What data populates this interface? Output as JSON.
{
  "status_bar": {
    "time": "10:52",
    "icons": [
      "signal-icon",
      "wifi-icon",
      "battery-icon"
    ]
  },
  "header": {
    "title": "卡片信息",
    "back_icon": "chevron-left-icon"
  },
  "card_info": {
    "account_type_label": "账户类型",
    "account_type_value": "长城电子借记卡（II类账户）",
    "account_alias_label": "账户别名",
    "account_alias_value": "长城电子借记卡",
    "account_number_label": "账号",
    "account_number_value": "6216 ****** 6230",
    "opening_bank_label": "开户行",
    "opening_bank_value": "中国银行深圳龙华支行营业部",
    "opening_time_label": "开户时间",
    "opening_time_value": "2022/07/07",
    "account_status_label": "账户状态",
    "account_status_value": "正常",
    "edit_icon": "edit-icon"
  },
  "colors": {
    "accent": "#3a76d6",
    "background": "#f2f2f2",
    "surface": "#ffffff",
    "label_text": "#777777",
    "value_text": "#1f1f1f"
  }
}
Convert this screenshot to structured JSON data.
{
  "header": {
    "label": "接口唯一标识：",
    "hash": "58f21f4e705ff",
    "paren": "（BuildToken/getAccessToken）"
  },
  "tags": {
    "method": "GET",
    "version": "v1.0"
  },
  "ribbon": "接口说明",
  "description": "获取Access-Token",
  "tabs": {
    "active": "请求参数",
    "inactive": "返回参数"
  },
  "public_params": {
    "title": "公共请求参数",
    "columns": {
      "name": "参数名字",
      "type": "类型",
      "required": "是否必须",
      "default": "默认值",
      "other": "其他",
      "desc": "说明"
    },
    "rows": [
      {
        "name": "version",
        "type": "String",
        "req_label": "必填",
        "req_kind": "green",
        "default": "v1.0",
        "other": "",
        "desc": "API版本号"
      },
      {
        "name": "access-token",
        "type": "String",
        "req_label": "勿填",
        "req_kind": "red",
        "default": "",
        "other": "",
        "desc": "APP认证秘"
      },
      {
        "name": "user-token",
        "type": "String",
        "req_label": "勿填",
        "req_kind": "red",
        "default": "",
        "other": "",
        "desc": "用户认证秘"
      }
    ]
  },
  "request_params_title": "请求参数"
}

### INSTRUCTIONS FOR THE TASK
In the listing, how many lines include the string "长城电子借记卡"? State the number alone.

### SOLUTION TO THIS TASK
2